That is what I will look to address in our Buy or Sell series. In each installment, I will introduce a topic statement and weigh some of the arguments for either buying it (meaning that you agree with it or expect it to be true) or selling it (meaning you disagree with it or expect it to be false).
The range of topics will be intentionally wide, from the general to the specific, from the immediate to that in the far future. And as we all tend to have an opinion on just about everything, I invite you to share your own each morning on the topic statement of the day.
Topic Statement: The quarterback position should not even be on the Steelers’ draft board this year.
Explanation: While Ben Roethlisberger is nearing the end of his career—he may already be there—the Steelers have invested mid-round picks on the quarterback position recently, and found a quality undrafted free agent. With no first-round pick, it’s unrealistic to anticipate they’ll be finding their next franchise guy this year.
It’s always important to plan for the future, but part of that plan is also understanding when is the opportune time to invest, both situationally and chronologically. This is not the time. The fact that the Steelers don’t even have a pick inside the top 40 should wipe away any notions of drafting a quarterback.
Because they already have a backup. Multiple backups. They don’t need depth. Their young guys were not great last year, but do you really think a rookie without an offseason is going to be a better Plan B in 2020 than Mason Rudolph? Of course not.

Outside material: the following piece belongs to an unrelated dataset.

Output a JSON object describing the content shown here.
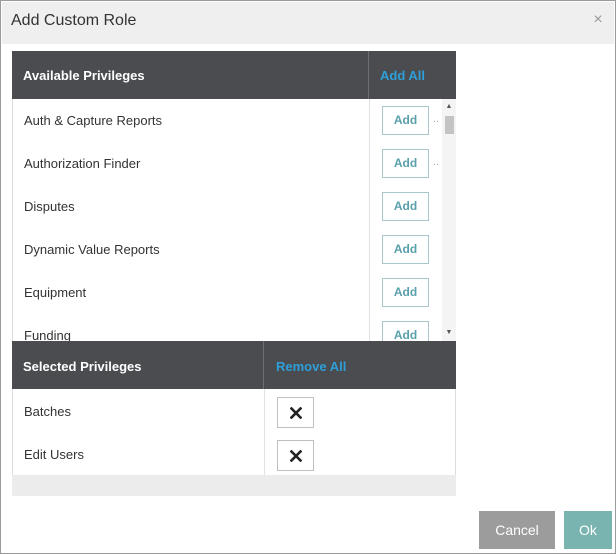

It’s rarely wise or useful to use a mid- or late-round pick on a quarterback, because the hit-to-miss ratio is so low, unless you know you also need a backup. If you need a franchise quarterback, you need the resources to make the investment. You don’t roll the twice and pray you get a Russell Wilson for your troubles. He was an anomaly. Landy Jones is the norm.
The next quarterback the Steelers draft may not be their franchise guy, but even taking a player first overall doesn’t guarantee that he is going to develop into that. If you believe in your evaluation and you are comfortable with the value, there is no reason the quarterback position should be off the table.
The Steelers had both Rudolph and Joshua Dobbs last year. But they traded Dobbs, and Devlin Hodges quacked out at the end of last season. Someone to be brought in and compete with Rudolph wouldn’t be the worst thing in the world. And unlike Rudolph, he’ll be under contract after Roethlisberger’s deal is up.